  4. There's probably a lot of blame that can be cast around for Indiana Tech's abysmal bar passage rate this last February. The folks who decided that Indiana, a state with roughly 16,000 to 18,000 attorneys, needs a fifth law school need to question the motives that drove their support of this project. Others, who have been "strong supporters" of the law school, should likewise ask themselves why they believe this institution should be supported. Is it because it fills some real need in the state? Or is it, instead, nothing more than a resume builder for those who teach there part-time? And others who make excuses for the students' poor performance, especially those who offer nothing more than conspiracy theories to back up their claims--who are they helping? What evidence do they have to support their posturing? Ultimately, though, like most everything in life, whether one succeeds or fails is entirely within one's own hands. At least one student from Indiana Tech proved this when he/she took and passed the February bar. A second Indiana Tech student proved this when they took the bar in another state and passed. As for the remaining 9 who took the bar and didn't pass (apparently, one of the students successfully appealed his/her original score), it's now up to them (and nobody else) to ensure that they pass on their second attempt. These folks should feel no shame; many currently successful practicing attorneys failed the bar exam on their first try. These same attorneys picked themselves up, dusted themselves off, and got back to the rigorous study needed to ensure they would pass on their second go 'round. This is what the Indiana Tech students who didn't pass the first time need to do. Of course, none of this answers such questions as whether Indiana Tech should be accredited by the ABA, whether the school should keep its doors open, or, most importantly, whether it should have even opened its doors in the first place. Those who promoted the idea of a fifth law school in Indiana need to do a lot of soul-searching regarding their decisions. These same people should never be allowed, again, to have a say about the future of legal education in this state or anywhere else. Indiana already has four law schools. That's probably one more than it really needs. But it's more than enough.

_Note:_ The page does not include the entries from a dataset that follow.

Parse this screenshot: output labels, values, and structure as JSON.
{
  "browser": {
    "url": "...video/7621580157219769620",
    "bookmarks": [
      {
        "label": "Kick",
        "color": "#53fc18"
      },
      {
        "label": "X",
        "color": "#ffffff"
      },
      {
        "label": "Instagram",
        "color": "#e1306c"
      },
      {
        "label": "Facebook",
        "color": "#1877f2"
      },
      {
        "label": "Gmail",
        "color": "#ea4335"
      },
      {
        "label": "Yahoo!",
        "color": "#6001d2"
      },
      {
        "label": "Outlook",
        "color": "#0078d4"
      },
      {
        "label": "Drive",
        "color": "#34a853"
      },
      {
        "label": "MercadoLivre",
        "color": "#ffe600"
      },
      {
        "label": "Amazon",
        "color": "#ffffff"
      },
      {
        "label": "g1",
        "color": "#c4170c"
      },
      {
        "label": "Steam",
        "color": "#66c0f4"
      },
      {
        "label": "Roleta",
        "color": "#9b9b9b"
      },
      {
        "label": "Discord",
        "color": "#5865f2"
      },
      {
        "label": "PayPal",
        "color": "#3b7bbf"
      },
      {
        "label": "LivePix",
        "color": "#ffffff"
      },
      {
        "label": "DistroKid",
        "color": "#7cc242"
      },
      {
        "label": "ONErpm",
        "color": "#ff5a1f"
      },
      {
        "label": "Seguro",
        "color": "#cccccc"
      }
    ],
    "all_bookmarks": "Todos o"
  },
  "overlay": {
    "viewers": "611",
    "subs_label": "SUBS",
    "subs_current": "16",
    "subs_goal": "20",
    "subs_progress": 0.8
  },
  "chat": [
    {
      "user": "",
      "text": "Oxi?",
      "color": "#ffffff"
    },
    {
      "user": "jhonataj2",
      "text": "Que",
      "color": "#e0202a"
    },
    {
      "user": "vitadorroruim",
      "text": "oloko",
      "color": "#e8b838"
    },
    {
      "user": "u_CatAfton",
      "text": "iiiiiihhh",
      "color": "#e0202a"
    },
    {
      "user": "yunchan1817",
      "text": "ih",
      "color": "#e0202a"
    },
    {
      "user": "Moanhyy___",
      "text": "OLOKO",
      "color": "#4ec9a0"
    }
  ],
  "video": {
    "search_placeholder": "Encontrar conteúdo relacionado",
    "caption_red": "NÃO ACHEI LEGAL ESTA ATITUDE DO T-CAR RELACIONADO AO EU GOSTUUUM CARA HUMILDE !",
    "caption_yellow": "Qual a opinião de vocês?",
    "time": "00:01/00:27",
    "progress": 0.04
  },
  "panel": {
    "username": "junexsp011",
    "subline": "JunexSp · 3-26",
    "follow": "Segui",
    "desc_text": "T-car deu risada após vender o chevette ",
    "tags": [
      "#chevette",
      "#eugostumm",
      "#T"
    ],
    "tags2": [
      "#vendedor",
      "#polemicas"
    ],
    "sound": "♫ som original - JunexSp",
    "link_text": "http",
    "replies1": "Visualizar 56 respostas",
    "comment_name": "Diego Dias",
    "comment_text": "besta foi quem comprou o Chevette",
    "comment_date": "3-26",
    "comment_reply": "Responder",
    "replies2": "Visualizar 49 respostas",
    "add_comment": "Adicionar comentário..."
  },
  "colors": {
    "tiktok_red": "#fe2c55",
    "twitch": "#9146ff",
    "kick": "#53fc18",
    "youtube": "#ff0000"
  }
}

  5. This man Steve Hubbard goes on any online post or forum he can find and tries to push his company. He said court reporters would be obsolete a few years ago, yet here we are. How does he have time to search out every single post about court reporters and even spy in private court reporting forums if his company is so successful???? Dude, get a life. And back to what this post was about, I agree that some national firms cause a huge problem.